Heavy shelling also has damaged or destroyed hundreds of buildings inside the camp including homes, schools, businesses and community centers.

Of the more than 31,000 registered refugees living in the camp prior to the violence, more than 15,000 have sought refuge in the Beddawi camp, located about 12 km from the Nahr al-Bared camp. Many families have made the journey by foot. The population of the Beddawi camp, estimated at more than 16,000 prior to the violence, has doubled in size in recent days.

Displaced refugees in the Beddawi camp are being housed in crowded schools and other public buildings and face a range of health, environmental and social problems. Children, the elderly and the sick are especially vulnerable.

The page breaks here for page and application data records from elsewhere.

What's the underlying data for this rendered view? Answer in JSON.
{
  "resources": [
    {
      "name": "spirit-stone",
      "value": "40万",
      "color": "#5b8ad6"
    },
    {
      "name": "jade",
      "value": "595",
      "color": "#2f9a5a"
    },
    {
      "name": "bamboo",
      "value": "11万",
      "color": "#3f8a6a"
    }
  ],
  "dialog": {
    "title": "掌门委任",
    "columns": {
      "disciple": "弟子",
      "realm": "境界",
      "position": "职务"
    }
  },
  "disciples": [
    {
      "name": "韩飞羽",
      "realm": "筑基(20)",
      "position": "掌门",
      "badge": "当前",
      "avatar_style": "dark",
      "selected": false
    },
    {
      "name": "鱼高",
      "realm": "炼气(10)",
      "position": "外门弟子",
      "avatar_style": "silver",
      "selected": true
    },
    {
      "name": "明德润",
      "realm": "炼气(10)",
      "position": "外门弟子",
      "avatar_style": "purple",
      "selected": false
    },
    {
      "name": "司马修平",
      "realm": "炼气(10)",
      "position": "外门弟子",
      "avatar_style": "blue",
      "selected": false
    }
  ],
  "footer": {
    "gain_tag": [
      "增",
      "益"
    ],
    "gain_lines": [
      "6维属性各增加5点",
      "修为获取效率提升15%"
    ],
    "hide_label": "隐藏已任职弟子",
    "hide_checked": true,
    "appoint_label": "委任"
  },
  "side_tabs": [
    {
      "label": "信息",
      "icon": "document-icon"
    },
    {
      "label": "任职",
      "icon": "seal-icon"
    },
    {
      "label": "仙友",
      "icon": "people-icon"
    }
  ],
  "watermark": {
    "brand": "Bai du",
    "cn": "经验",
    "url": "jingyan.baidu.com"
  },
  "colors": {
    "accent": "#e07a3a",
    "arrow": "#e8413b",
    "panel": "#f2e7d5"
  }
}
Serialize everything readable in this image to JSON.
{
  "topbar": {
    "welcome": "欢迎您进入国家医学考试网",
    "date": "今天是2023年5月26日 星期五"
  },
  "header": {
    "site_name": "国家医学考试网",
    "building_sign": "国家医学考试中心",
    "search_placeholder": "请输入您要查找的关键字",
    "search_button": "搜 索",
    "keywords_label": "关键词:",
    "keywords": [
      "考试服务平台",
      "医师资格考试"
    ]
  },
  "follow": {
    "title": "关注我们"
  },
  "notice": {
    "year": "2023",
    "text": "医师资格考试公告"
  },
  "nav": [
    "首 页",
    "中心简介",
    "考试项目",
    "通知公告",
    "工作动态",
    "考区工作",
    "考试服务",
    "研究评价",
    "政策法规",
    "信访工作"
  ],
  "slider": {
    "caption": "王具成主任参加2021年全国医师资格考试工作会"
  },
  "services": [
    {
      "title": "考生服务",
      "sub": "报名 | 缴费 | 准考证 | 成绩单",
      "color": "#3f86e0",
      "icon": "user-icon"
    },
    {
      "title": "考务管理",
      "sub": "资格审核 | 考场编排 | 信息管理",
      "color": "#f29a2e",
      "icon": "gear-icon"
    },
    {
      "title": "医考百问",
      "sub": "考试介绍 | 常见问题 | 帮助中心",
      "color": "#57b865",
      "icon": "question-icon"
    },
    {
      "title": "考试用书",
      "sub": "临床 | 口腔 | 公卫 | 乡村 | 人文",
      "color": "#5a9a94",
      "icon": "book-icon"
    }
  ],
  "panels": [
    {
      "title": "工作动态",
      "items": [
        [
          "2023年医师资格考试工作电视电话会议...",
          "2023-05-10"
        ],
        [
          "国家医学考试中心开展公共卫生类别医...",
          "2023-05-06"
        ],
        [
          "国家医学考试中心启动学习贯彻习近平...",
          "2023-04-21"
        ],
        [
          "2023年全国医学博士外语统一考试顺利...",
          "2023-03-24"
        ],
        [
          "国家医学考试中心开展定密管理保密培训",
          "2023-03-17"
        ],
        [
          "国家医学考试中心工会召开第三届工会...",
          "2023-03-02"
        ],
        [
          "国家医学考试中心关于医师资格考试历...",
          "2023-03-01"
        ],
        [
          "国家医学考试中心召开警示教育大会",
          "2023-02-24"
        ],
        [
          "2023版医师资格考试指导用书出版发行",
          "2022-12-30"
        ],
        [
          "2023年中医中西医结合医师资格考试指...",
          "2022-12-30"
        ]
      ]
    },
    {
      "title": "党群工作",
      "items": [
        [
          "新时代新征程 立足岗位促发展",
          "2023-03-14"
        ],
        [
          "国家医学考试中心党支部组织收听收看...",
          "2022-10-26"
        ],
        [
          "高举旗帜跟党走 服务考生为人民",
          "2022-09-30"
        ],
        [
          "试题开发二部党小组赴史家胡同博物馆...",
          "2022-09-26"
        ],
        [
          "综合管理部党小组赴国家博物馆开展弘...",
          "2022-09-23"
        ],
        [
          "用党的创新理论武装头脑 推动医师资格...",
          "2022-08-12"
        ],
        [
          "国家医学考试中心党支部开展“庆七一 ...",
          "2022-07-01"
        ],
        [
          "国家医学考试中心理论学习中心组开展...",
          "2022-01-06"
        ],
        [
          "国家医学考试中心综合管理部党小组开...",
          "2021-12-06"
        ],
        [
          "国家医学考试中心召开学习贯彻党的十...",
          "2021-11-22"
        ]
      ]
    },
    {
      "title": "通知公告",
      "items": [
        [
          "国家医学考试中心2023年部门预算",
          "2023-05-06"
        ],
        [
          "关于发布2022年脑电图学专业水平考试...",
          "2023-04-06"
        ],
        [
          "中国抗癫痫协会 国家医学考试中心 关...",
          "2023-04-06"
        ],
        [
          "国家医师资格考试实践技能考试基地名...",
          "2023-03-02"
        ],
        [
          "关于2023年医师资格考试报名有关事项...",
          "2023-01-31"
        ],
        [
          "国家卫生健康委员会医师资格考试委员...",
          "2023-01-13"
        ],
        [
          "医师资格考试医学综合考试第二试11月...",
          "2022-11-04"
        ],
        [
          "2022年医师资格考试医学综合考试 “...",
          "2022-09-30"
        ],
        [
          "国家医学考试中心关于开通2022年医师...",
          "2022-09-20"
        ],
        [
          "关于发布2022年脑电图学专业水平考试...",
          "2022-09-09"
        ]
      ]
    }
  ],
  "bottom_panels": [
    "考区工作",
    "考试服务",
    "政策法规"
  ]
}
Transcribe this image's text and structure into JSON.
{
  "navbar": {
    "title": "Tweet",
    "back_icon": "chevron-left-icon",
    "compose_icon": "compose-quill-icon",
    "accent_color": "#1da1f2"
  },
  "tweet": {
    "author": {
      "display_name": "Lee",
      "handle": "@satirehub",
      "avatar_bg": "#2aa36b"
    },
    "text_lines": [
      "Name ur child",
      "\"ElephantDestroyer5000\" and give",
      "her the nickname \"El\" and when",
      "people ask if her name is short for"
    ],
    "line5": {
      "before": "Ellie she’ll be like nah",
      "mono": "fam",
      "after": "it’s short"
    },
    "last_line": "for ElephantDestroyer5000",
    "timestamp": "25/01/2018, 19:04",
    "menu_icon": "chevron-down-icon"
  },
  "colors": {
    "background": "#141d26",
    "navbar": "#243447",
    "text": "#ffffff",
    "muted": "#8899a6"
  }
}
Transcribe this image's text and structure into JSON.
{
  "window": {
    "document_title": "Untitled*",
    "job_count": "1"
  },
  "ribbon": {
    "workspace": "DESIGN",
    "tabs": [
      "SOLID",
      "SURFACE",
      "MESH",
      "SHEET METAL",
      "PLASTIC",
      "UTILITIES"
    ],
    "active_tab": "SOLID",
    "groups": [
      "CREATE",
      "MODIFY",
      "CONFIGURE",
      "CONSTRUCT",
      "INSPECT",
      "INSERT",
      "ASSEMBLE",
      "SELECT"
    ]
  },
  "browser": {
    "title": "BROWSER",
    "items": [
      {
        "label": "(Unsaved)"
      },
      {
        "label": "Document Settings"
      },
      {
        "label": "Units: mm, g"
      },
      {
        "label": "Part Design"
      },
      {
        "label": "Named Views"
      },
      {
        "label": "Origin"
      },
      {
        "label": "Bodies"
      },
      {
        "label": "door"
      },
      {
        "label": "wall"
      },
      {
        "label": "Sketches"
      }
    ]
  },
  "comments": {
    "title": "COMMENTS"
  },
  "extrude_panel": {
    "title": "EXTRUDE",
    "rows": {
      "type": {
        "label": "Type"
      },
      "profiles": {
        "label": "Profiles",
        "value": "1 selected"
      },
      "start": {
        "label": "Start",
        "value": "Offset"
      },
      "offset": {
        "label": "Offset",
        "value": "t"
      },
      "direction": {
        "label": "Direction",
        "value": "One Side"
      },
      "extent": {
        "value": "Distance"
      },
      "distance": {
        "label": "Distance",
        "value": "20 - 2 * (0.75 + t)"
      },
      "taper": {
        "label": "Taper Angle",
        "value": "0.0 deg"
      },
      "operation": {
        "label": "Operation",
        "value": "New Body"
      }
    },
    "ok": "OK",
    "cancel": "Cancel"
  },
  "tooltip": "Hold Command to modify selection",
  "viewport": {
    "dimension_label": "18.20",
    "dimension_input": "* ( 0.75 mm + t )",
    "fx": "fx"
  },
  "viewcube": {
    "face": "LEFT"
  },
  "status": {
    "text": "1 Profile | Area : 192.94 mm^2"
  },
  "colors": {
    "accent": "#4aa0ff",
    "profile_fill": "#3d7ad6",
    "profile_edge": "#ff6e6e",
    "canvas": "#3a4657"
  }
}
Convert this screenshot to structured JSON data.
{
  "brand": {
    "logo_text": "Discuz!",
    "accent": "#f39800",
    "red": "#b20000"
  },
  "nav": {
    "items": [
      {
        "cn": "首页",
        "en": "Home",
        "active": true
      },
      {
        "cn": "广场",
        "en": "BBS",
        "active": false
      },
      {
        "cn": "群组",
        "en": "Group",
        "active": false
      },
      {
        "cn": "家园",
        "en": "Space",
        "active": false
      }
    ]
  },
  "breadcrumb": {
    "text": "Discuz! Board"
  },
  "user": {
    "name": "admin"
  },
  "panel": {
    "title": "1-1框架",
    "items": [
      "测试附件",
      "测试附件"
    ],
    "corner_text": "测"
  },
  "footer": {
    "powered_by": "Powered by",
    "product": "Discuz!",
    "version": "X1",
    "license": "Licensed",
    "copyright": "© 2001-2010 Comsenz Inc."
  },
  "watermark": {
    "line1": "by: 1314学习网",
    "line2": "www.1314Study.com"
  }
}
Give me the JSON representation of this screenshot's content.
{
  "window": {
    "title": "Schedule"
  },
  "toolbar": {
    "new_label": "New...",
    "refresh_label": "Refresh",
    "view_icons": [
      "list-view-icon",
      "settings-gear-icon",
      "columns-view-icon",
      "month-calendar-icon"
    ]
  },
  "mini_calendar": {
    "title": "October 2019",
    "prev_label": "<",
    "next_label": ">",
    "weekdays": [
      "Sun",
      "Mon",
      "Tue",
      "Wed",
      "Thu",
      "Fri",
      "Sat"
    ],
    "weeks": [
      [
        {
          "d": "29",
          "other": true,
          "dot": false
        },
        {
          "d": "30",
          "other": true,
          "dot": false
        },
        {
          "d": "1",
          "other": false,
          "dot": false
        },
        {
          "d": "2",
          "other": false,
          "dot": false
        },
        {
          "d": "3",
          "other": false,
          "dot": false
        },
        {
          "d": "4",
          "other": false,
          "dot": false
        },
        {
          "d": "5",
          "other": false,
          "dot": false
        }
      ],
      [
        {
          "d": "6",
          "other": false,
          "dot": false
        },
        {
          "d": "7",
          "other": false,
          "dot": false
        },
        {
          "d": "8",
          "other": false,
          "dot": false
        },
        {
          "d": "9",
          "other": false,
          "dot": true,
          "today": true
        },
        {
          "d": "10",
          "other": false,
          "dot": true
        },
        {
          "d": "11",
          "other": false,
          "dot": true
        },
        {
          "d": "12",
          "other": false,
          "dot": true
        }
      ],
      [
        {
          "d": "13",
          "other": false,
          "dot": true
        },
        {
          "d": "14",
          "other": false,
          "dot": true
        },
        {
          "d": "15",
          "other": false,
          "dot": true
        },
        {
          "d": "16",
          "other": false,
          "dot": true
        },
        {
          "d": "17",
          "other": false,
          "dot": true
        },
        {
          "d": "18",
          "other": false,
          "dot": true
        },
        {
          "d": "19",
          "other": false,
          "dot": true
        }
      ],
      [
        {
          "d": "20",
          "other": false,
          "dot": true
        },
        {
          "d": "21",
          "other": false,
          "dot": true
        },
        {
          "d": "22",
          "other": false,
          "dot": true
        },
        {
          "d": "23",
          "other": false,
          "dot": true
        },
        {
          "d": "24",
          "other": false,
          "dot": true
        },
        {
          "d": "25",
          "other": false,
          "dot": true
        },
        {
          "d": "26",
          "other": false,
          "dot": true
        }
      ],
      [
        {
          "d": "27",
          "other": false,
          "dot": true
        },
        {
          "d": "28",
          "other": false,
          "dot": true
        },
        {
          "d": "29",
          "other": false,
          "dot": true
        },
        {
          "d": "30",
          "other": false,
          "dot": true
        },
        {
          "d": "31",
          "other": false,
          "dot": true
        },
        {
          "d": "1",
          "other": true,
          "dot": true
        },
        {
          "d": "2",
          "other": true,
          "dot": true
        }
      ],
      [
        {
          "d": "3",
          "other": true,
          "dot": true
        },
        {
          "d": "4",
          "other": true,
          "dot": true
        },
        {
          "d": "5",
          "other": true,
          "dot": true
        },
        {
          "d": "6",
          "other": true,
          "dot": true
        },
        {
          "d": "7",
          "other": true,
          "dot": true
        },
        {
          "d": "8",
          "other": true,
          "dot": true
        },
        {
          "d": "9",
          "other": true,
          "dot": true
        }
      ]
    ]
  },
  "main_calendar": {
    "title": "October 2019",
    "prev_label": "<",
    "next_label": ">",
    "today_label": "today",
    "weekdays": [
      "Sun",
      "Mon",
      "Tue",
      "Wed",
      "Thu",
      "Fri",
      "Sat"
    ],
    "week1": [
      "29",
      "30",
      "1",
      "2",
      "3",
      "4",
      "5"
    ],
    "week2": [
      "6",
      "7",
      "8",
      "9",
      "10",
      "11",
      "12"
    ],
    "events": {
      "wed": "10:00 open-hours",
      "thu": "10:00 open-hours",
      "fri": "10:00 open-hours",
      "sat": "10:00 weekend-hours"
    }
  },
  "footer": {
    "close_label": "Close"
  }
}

The fighting within the camp is the most serious Lebanon has seen since the end of the civil war in 1990. There is growing concern that the current situation could lead to destabilization in the 12 Palestinian camps in Lebanon, where approximately 400,000 Palestinians reside.

The Save the Children Alliance is calling for:

- Both sides to refrain from any means or methods of attack that cannot discriminate between military targets and civilians, particularly children.

- A safe passage that allows humanitarian agencies access to the camp and civilians to leave.

- The Lebanese authorities to work with the international community and the UN Relief and Works Agency (UNRWA) to improve overall living conditions in Palestinian refugee camps. This includes housing, infrastructure, health, education and employment opportunities, all of which have worsened as a result of the current outbreak of violence.

Background

Working closely with local partners, the Save the Children Alliance is working in Nahr al-Bared camp and other locations across Lebanon to improve the lives of children regardless of race, religion or gender.

The Red Cross established Nahr al-Bared in 1949 to accommodate refugees from northern Palestine following the creation of Israel. With roughly 30,000-35,000 residents, the camp has been run since 1950 by the UN Relief and Works Agency for Palestine Refugees in the Near East.

The living situation in the Lebanese camps presents significant challenges to the health and well-being of children and their families, and many children do not have access to basic education.

In Lebanon, most Palestinians in refugee camps cannot legally work, trapping at least 60 percent of them in poverty.

Palestinian children are effectively excluded from Lebanese public schools. Although UNRWA is required to provide Palestinian children with elementary and preparatory education, about 60 percent of the young adults (18-29 years of age) have not completed basic education at least in part because of the poor learning environment in the camps.

UNRWA relies on voluntary donations that are subject to cyclical uncertainties, hindering planning and delivery of services. Chronic under-funding has resulted in understaffing, overcrowded classrooms and clinics, and generally decaying infrastructure.

Even if UNRWA were fully funded, it would not meet all the Palestinians' needs. It does not, for example, offer comprehensive medical care; so certain medical operations are only available outside the camps and are effectively beyond the reach of Palestinians.

Many refugees and their children do not have adequate housing within the camps and often must contend with poor access to clean water, sanitation and electricity.